**What the task requires:** Search the data for the string "阳光洒在目的旁" and extract every line where it appears.

(Web page and app entries)
=== Section Start ===

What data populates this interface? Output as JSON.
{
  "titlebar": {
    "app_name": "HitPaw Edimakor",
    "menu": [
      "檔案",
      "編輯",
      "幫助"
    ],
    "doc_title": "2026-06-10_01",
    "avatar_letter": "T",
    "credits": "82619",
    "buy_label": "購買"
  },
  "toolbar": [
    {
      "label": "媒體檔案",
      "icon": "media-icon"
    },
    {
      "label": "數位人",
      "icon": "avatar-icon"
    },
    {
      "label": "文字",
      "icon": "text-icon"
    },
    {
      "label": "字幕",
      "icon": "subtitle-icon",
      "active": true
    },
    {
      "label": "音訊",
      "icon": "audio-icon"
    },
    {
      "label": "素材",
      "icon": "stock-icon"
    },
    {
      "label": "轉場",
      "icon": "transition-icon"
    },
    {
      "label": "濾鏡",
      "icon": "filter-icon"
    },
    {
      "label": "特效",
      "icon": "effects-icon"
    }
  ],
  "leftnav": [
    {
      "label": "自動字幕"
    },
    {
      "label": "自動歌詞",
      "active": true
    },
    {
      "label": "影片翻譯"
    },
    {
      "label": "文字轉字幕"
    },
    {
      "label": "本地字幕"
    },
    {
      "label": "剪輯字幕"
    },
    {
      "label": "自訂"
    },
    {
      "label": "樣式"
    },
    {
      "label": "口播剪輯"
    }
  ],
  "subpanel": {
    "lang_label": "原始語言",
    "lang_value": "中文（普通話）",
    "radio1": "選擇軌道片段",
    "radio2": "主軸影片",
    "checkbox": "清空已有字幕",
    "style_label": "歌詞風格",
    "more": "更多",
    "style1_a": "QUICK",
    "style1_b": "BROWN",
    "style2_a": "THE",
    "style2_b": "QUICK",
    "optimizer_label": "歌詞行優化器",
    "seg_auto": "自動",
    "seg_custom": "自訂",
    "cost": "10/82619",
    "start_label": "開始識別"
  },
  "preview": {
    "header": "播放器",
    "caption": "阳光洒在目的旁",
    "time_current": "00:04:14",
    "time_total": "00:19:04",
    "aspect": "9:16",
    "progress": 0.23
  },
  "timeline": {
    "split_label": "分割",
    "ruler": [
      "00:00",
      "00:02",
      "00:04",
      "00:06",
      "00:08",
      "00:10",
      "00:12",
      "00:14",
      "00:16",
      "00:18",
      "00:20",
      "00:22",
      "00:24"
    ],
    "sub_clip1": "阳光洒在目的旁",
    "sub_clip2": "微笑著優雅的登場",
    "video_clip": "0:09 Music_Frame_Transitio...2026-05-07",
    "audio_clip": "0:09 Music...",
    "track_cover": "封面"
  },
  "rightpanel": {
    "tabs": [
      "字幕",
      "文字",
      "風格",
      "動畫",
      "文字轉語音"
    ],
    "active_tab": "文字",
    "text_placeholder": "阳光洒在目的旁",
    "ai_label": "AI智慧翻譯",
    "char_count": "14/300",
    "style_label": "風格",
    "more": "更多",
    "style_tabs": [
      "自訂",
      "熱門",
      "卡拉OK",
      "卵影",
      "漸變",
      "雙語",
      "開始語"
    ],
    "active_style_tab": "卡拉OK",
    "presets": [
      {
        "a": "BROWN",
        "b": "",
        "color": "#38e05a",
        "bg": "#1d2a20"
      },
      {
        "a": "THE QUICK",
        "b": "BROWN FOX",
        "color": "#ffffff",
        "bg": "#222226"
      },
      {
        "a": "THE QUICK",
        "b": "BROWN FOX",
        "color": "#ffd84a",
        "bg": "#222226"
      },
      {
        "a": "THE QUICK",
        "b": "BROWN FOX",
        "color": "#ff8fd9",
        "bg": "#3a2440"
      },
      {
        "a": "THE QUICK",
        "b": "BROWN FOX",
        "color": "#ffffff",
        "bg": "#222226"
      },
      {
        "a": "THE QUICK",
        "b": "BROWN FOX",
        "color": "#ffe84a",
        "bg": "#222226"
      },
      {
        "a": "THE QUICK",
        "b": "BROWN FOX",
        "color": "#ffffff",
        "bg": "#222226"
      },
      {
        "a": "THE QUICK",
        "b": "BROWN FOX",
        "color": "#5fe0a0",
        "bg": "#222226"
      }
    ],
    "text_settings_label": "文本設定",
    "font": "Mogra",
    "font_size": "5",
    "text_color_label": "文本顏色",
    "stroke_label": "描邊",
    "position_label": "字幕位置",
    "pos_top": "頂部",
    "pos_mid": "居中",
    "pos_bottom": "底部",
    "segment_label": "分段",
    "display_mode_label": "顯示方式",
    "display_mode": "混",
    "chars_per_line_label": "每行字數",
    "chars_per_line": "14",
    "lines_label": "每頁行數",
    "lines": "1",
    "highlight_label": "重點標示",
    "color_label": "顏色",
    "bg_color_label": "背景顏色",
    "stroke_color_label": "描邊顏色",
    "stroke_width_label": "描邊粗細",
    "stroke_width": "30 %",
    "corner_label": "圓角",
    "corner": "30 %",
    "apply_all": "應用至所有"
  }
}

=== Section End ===

**Answer box:**
    "caption": "阳光洒在目的旁",
    "sub_clip1": "阳光洒在目的旁",
    "text_placeholder": "阳光洒在目的旁",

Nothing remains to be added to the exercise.